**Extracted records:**
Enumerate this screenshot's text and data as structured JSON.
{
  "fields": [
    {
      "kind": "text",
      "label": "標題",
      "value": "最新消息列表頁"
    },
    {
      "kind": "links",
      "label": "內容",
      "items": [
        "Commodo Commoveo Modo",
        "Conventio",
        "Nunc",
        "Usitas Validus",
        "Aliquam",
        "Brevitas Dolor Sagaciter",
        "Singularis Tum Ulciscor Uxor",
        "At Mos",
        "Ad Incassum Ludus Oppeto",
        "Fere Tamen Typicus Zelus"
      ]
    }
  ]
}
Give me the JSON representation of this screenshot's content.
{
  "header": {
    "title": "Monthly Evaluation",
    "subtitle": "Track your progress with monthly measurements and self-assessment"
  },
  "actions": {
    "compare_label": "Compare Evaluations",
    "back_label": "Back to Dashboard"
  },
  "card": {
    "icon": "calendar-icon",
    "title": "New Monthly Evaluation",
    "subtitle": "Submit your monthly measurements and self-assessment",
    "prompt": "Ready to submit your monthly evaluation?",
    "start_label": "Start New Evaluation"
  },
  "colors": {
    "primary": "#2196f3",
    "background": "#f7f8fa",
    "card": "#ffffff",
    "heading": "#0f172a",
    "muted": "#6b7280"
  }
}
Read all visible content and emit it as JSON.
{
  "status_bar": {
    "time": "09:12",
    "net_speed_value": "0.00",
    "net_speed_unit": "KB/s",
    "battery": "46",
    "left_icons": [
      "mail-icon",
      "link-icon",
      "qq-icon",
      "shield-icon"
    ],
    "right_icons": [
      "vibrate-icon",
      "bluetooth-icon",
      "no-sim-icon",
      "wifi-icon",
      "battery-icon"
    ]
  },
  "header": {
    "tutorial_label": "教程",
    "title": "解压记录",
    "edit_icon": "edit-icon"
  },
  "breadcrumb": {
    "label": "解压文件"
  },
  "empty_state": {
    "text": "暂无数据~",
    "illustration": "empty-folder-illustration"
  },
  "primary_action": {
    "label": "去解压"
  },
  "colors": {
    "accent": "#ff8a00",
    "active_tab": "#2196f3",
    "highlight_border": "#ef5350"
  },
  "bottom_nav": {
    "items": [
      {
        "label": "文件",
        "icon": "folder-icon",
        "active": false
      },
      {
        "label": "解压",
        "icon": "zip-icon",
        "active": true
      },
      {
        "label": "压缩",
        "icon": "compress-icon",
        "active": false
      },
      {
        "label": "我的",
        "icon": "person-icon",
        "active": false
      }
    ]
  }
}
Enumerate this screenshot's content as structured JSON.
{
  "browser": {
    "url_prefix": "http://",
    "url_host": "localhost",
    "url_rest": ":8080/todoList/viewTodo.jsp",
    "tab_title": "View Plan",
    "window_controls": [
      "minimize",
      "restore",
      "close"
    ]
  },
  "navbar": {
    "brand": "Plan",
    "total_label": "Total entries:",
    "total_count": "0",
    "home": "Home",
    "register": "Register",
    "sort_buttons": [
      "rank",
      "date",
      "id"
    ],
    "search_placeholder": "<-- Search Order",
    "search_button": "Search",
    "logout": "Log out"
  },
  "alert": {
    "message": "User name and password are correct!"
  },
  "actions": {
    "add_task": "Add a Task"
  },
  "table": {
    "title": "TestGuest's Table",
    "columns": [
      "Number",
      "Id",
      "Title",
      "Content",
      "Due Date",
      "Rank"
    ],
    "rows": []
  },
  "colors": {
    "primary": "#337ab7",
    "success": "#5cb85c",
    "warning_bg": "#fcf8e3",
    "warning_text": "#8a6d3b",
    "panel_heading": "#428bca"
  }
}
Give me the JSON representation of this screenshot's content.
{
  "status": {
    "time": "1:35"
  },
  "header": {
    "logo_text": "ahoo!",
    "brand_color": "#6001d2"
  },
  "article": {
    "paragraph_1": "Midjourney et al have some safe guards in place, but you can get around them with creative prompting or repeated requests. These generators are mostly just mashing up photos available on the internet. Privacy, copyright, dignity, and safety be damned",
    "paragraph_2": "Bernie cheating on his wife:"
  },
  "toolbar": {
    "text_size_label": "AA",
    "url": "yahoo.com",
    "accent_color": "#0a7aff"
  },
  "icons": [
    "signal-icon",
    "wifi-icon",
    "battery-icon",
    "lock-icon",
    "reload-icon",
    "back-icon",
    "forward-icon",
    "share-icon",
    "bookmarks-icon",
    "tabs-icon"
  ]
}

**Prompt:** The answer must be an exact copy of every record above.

**Task answer:**
Enumerate this screenshot's text and data as structured JSON.
{
  "fields": [
    {
      "kind": "text",
      "label": "標題",
      "value": "最新消息列表頁"
    },
    {
      "kind": "links",
      "label": "內容",
      "items": [
        "Commodo Commoveo Modo",
        "Conventio",
        "Nunc",
        "Usitas Validus",
        "Aliquam",
        "Brevitas Dolor Sagaciter",
        "Singularis Tum Ulciscor Uxor",
        "At Mos",
        "Ad Incassum Ludus Oppeto",
        "Fere Tamen Typicus Zelus"
      ]
    }
  ]
}
Give me the JSON representation of this screenshot's content.
{
  "header": {
    "title": "Monthly Evaluation",
    "subtitle": "Track your progress with monthly measurements and self-assessment"
  },
  "actions": {
    "compare_label": "Compare Evaluations",
    "back_label": "Back to Dashboard"
  },
  "card": {
    "icon": "calendar-icon",
    "title": "New Monthly Evaluation",
    "subtitle": "Submit your monthly measurements and self-assessment",
    "prompt": "Ready to submit your monthly evaluation?",
    "start_label": "Start New Evaluation"
  },
  "colors": {
    "primary": "#2196f3",
    "background": "#f7f8fa",
    "card": "#ffffff",
    "heading": "#0f172a",
    "muted": "#6b7280"
  }
}
Read all visible content and emit it as JSON.
{
  "status_bar": {
    "time": "09:12",
    "net_speed_value": "0.00",
    "net_speed_unit": "KB/s",
    "battery": "46",
    "left_icons": [
      "mail-icon",
      "link-icon",
      "qq-icon",
      "shield-icon"
    ],
    "right_icons": [
      "vibrate-icon",
      "bluetooth-icon",
      "no-sim-icon",
      "wifi-icon",
      "battery-icon"
    ]
  },
  "header": {
    "tutorial_label": "教程",
    "title": "解压记录",
    "edit_icon": "edit-icon"
  },
  "breadcrumb": {
    "label": "解压文件"
  },
  "empty_state": {
    "text": "暂无数据~",
    "illustration": "empty-folder-illustration"
  },
  "primary_action": {
    "label": "去解压"
  },
  "colors": {
    "accent": "#ff8a00",
    "active_tab": "#2196f3",
    "highlight_border": "#ef5350"
  },
  "bottom_nav": {
    "items": [
      {
        "label": "文件",
        "icon": "folder-icon",
        "active": false
      },
      {
        "label": "解压",
        "icon": "zip-icon",
        "active": true
      },
      {
        "label": "压缩",
        "icon": "compress-icon",
        "active": false
      },
      {
        "label": "我的",
        "icon": "person-icon",
        "active": false
      }
    ]
  }
}
Enumerate this screenshot's content as structured JSON.
{
  "browser": {
    "url_prefix": "http://",
    "url_host": "localhost",
    "url_rest": ":8080/todoList/viewTodo.jsp",
    "tab_title": "View Plan",
    "window_controls": [
      "minimize",
      "restore",
      "close"
    ]
  },
  "navbar": {
    "brand": "Plan",
    "total_label": "Total entries:",
    "total_count": "0",
    "home": "Home",
    "register": "Register",
    "sort_buttons": [
      "rank",
      "date",
      "id"
    ],
    "search_placeholder": "<-- Search Order",
    "search_button": "Search",
    "logout": "Log out"
  },
  "alert": {
    "message": "User name and password are correct!"
  },
  "actions": {
    "add_task": "Add a Task"
  },
  "table": {
    "title": "TestGuest's Table",
    "columns": [
      "Number",
      "Id",
      "Title",
      "Content",
      "Due Date",
      "Rank"
    ],
    "rows": []
  },
  "colors": {
    "primary": "#337ab7",
    "success": "#5cb85c",
    "warning_bg": "#fcf8e3",
    "warning_text": "#8a6d3b",
    "panel_heading": "#428bca"
  }
}
Give me the JSON representation of this screenshot's content.
{
  "status": {
    "time": "1:35"
  },
  "header": {
    "logo_text": "ahoo!",
    "brand_color": "#6001d2"
  },
  "article": {
    "paragraph_1": "Midjourney et al have some safe guards in place, but you can get around them with creative prompting or repeated requests. These generators are mostly just mashing up photos available on the internet. Privacy, copyright, dignity, and safety be damned",
    "paragraph_2": "Bernie cheating on his wife:"
  },
  "toolbar": {
    "text_size_label": "AA",
    "url": "yahoo.com",
    "accent_color": "#0a7aff"
  },
  "icons": [
    "signal-icon",
    "wifi-icon",
    "battery-icon",
    "lock-icon",
    "reload-icon",
    "back-icon",
    "forward-icon",
    "share-icon",
    "bookmarks-icon",
    "tabs-icon"
  ]
}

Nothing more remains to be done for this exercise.